*** Block opens ***

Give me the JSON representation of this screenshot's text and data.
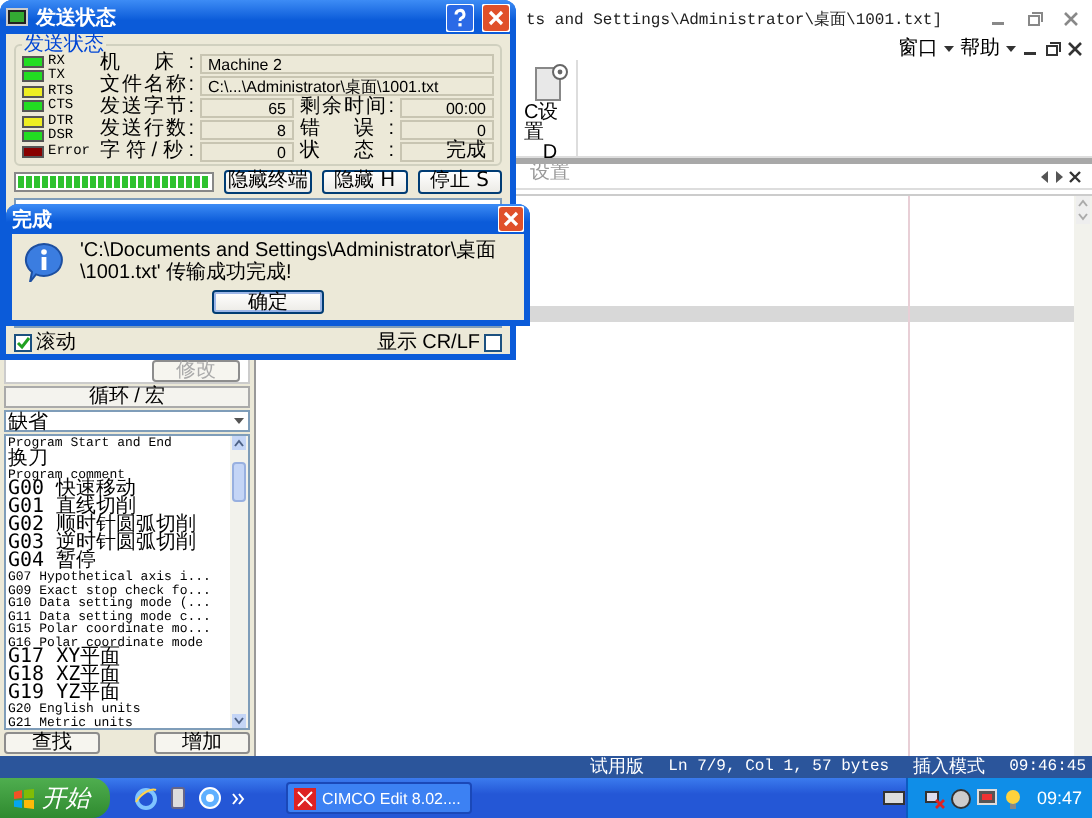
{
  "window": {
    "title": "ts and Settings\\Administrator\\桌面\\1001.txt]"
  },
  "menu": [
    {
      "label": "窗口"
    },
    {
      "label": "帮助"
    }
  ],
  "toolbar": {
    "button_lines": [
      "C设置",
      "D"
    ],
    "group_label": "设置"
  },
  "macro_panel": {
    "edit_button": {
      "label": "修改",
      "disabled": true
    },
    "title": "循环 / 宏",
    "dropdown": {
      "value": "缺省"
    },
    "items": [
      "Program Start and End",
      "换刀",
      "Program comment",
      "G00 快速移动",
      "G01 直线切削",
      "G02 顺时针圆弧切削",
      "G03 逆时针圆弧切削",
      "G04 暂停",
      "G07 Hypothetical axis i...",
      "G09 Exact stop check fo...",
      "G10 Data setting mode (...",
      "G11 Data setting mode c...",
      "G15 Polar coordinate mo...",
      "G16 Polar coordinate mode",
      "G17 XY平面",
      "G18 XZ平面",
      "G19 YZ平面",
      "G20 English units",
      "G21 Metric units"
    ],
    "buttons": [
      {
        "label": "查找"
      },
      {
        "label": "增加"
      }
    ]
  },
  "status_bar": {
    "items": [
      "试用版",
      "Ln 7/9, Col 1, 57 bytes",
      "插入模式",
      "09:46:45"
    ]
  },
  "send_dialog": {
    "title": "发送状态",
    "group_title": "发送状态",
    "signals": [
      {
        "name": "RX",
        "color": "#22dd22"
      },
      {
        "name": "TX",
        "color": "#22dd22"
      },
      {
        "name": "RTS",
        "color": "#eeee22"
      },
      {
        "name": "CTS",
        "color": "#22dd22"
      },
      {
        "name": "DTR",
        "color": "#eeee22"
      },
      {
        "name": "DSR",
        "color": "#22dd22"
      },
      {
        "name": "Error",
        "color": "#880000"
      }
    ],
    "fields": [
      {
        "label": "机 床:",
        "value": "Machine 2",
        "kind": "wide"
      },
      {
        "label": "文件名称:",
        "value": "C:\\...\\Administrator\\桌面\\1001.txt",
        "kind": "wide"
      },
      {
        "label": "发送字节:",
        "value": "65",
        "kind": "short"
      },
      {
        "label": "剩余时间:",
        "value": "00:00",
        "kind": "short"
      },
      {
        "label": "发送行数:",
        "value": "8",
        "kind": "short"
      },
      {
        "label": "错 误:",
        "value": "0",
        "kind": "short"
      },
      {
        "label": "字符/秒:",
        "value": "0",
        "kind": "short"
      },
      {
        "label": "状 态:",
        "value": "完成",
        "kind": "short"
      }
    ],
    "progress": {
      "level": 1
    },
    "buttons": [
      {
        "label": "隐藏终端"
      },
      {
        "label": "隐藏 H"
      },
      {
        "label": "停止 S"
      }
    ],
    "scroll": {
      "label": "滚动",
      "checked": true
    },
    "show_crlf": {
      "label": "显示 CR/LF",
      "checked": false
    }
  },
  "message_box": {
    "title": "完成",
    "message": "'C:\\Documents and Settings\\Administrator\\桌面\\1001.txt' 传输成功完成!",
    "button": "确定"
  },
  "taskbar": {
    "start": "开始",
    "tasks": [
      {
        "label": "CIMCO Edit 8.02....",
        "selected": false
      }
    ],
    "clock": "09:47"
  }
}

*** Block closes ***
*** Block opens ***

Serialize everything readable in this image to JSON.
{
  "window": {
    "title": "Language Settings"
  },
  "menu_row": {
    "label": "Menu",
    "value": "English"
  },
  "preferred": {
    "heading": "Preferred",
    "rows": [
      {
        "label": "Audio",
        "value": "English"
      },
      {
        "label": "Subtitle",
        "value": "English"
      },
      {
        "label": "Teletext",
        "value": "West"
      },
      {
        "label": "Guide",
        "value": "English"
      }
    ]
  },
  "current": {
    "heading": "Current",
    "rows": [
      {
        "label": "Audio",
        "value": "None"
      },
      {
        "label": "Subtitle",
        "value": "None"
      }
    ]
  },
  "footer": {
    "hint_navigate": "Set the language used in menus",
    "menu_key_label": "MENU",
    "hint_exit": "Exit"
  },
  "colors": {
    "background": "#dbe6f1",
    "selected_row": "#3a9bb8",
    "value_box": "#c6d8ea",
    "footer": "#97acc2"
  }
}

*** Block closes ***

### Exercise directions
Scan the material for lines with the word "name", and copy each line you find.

### Solution for this exercise
        "name": "RX",
        "name": "TX",
        "name": "RTS",
        "name": "CTS",
        "name": "DTR",
        "name": "DSR",
        "name": "Error",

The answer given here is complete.